Injuries to Matt Duchene (lower body) and Bobby Ryan (upper body) during a 5-2 loss to the Montreal Canadiens lingered long after the final whistle had blown.

In his post-game scrum with the media, Senators coach Guy Boucher said that both Duchene and Ryan could have picked up long-term injuries in the game, according to the Ottawa Sun’s Don Brennan.

Duchene was chasing down a puck that ended up being an icing call. There wasn’t much to it, but Duchene pulled up lame on the play and exited the game.

Ryan’s injury came as he was skating through the neutral zone. Brett Kulak of the Canadiens was bringing the puck up the ice and Ryan ran into his shoulder with his head.

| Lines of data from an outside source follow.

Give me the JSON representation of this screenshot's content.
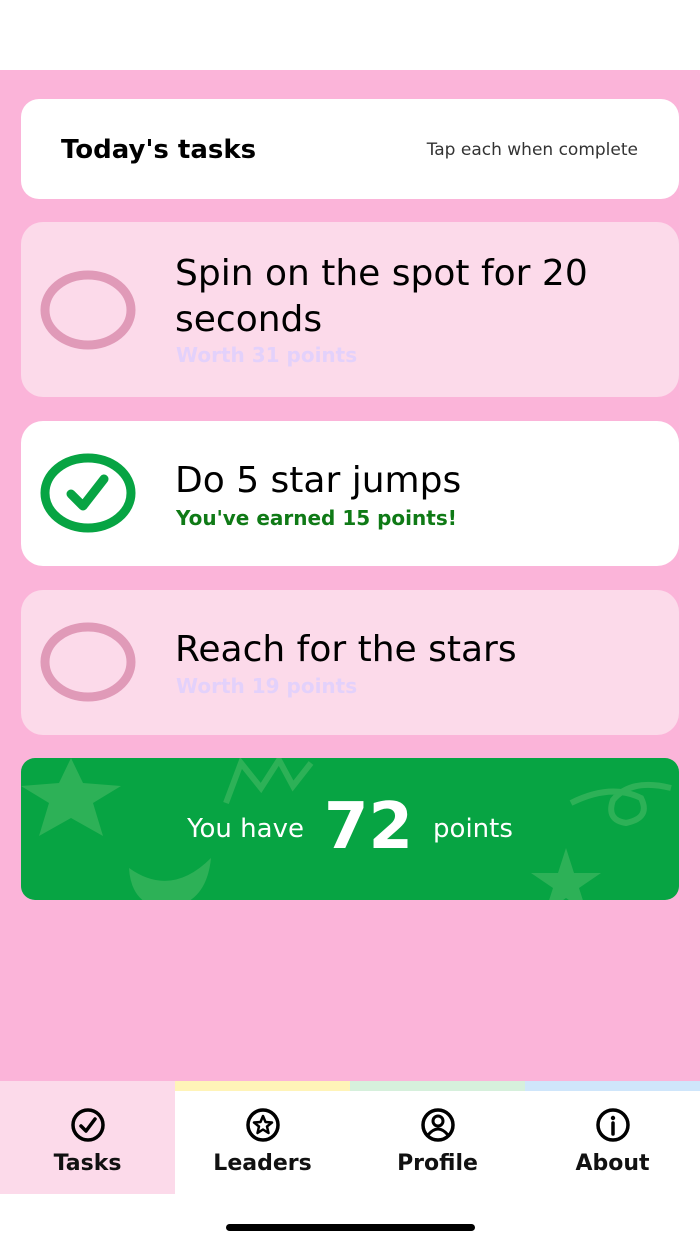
{
  "header": {
    "title": "Today's tasks",
    "hint": "Tap each when complete"
  },
  "tasks": [
    {
      "title": "Spin on the spot for 20 seconds",
      "subtitle": "Worth 31 points",
      "completed": false
    },
    {
      "title": "Do 5 star jumps",
      "subtitle": "You've earned 15 points!",
      "completed": true
    },
    {
      "title": "Reach for the stars",
      "subtitle": "Worth 19 points",
      "completed": false
    }
  ],
  "points": {
    "prefix": "You have",
    "value": "72",
    "suffix": "points"
  },
  "tabs": [
    {
      "label": "Tasks",
      "icon": "check-circle-icon",
      "active": true,
      "accent": "#fcdaea"
    },
    {
      "label": "Leaders",
      "icon": "star-circle-icon",
      "active": false,
      "accent": "#fff4b8"
    },
    {
      "label": "Profile",
      "icon": "user-circle-icon",
      "active": false,
      "accent": "#d6f0dc"
    },
    {
      "label": "About",
      "icon": "info-circle-icon",
      "active": false,
      "accent": "#cfe6fb"
    }
  ],
  "colors": {
    "background": "#fbb4d9",
    "pending_card": "#fcdaea",
    "done_green": "#07a443",
    "pending_ring": "#e09ab8"
  }
}
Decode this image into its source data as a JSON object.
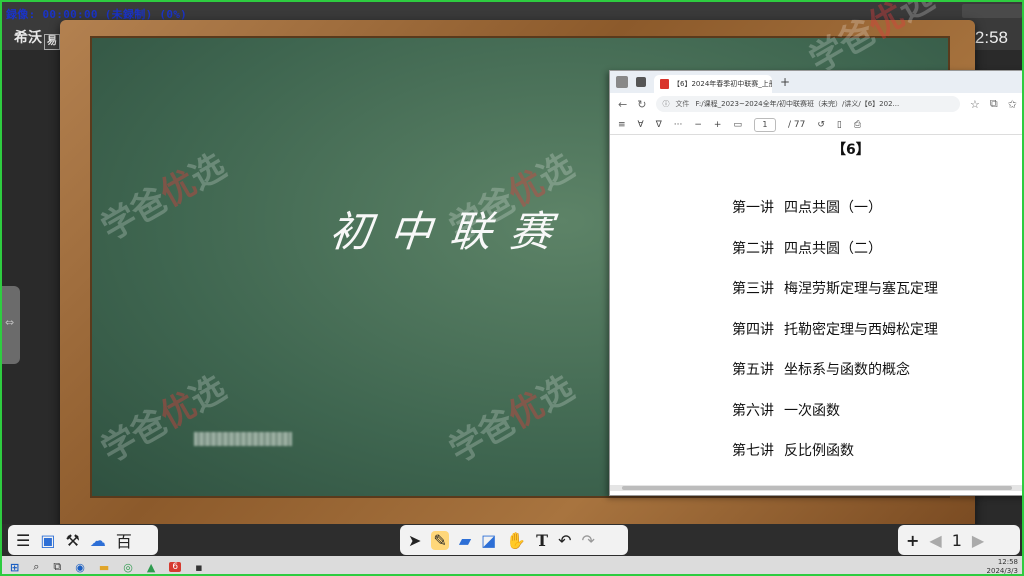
{
  "recording": {
    "label": "録像: 00:00:00 (未録制) (0%)"
  },
  "brand": {
    "name": "希沃",
    "box": "易"
  },
  "clock": {
    "time": "12:58"
  },
  "board": {
    "handwriting": "初中联赛"
  },
  "watermark": {
    "prefix": "学爸",
    "red": "优",
    "suffix": "选"
  },
  "pdf": {
    "tab_title": "【6】2024年春季初中联赛_上册",
    "address_label": "文件",
    "address": "F:/课程_2023~2024全年/初中联赛班（未完）/讲义/【6】202...",
    "page_current": "1",
    "page_total": "/ 77",
    "doc_title": "【6】",
    "toc": [
      {
        "num": "第一讲",
        "title": "四点共圆（一）"
      },
      {
        "num": "第二讲",
        "title": "四点共圆（二）"
      },
      {
        "num": "第三讲",
        "title": "梅涅劳斯定理与塞瓦定理"
      },
      {
        "num": "第四讲",
        "title": "托勒密定理与西姆松定理"
      },
      {
        "num": "第五讲",
        "title": "坐标系与函数的概念"
      },
      {
        "num": "第六讲",
        "title": "一次函数"
      },
      {
        "num": "第七讲",
        "title": "反比例函数"
      }
    ]
  },
  "bottom": {
    "text_tool": "T",
    "add": "+",
    "page_num": "1"
  },
  "taskbar": {
    "pinned_badge": "6",
    "tray_time": "12:58",
    "tray_date": "2024/3/3"
  }
}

You can see the footage here:

Boucher said that updates on both players would come in the next few days.

The loss of Duchene, particular, would be a bitter pill to swallow for the Senators. He leads the team with 34 points and is second on the team in goals with 12.

Ryan has six goals and 18 points so far this season.

The Sens are back in action again on Saturday against the Pittsburgh Penguins.


Scott Billeck is a writer for Pro Hockey Talk on NBC Sports. Drop him a line at phtblog@nbcsports.com or follow him on Twitter @scottbilleck